Articles in the Media

The following are articles reporting in local, national and international media relating to activity of the Semel Institute and Department of Psychiatry at UCLA. Note that links to articles may expire without warning or require registration. These articles are provided for public interest and UCLA does not necessarily endorse the content or opinion contained within such articles.

Tai Chi Beats Back Depression in the Elderly
Dr. Helen Lavretsky, professor of psychiatry at the Semel Institute, was featured in a March 16 RedOrbit report on her study showing that practicing the ancient martial art tai chi chih helped depressed seniors lower their depression levels. 
16 Mar 11 News bullet

How Mindfulness Can Add to Your Well Being
Diana Winston, director of mindfulness education at the Mindful Awareness Research Center in the Semel Institute, was featured in a March 2-9 web-based New Dimensions Radio interview about the center and her book, “Fully Present.”
Mind and body 9 Mar 11 News bullet

Cigarettes Make Teens Want to Smoke More Cigarettes
A new study by Edythe London, professor of psychiatry at the Semel Institute, was featured March 3 by the Orange County Register, AOL Health and LA Weekly blogs and KCRW-89.9 FM, and March 4 on KTSM-Ch. 9 (El Paso). Her research found that smoking can lower activity in teens' prefrontal cortex, the brain region that guides decision-making and other important functions. “Smoking May Alter Brain in Teens” “Study: Smoking Impacts 'Decision-Making' Part of Teens' Brains” “UCLA Study: Cigarettes Make Teens Want to Smoke More Cigarettes” “Mom Was Right? Teen Smokers are Altering Brain
Addictions 3 Mar 11 News bullet

Don’t Let Bipolar Disorder Break the Bank!
The Bipolar Disorder Survival Guide, a book by David Miklowitz, professor of psychiatry and director of the child and adolescent mood disorders program at the Semel Institute, was highlighted Feb. 25 on, and featured a chapter excerpt about managing money. 
Bipolar disorder, Childhood and development 25 Feb 11 News bullet

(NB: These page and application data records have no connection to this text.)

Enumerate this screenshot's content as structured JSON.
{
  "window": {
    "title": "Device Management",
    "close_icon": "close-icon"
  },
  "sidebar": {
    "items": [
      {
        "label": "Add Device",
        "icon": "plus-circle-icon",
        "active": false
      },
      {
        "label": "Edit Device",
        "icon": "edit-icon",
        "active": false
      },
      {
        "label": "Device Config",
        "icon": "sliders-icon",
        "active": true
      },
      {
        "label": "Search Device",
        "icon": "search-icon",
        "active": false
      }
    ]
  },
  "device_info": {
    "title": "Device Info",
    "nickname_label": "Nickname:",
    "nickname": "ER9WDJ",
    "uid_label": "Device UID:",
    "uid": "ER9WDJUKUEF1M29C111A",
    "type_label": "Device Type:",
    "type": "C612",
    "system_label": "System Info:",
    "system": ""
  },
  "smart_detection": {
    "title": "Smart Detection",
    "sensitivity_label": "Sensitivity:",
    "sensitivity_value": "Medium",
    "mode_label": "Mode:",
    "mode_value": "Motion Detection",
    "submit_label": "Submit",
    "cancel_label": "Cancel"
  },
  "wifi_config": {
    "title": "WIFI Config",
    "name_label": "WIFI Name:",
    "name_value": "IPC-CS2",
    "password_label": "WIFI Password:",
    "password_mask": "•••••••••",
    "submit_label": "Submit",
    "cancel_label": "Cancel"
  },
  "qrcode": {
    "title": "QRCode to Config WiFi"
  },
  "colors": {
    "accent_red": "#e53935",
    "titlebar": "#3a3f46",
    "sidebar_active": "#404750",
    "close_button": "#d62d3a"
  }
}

The Reason Loneliness Could be Bad for Your Health
Steven Cole, associate professor of hematology–oncology and member of the Cousins Center for Psychoneuroimmunology at the Semel Institute, was featured in a Feb. 24 Economist article about his study finding that chronically lonely people may be at higher risk for certain types of disease because their feelings of social isolation trigger the activity of pro-inflammatory immune cells.
24 Feb 11 News bullet

Los Angeles Chamber Orchestra to Explore the Musical Mind
Dr. Peter Whybrow, director of the Semel Institute, executive chair of psychiatry and physician-in-chief of the Resnick Neuropsychiatric Hospital, was featured Feb. 20 by the Los Angeles Times about an upcoming Los Angeles Chamber Orchestra series exploring music and the mind. Whybrow commented on creativity and the mood disorders of successful composers and politicians.
20 Feb 11 News bullet

10 Sex Myths Decoded
Gail Wyatt, professor of psychiatry and director of the UCLA Sexual Health Program, was featured in a Feb. 10 article about common sex myths.
10 Feb 11 News bullet

Most ADHD Kids Have Multiple Conditions, Study Says
HealthDay, WebMd and MedPage Today on Feb. 7 reported on a new UCLA study which found that two-thirds of children in the United States with attention-deficit/hyperactivity disorder struggle with other mental health and developmental conditions, including learning disabilities and anxiety. Study author Kandyce Larson, a research associate at the Center for Healthier Children, Families & Communities at UCLA, was quoted. “Most ADHD Kids Have Multiple Conditions, Study Says” “Kids with ADHD Often Have Other Problems” “Comorbidities Common with ADHD”
ADHD 7 Feb 11 News bullet

Famed Autism Activist Visits UCLA
Autism activist Temple Grandin’s talk at UCLA was featured in a Feb. 5 KNBC-Channel 4 news segment. The event was part of the "Open Mind" speaker series, sponsored by the Friends of the Semel Institute, an organization dedicated to increasing awareness about, and reducing the stigma that is often attached to mental and neurological disorders.
Autism 5 Feb 11 News bullet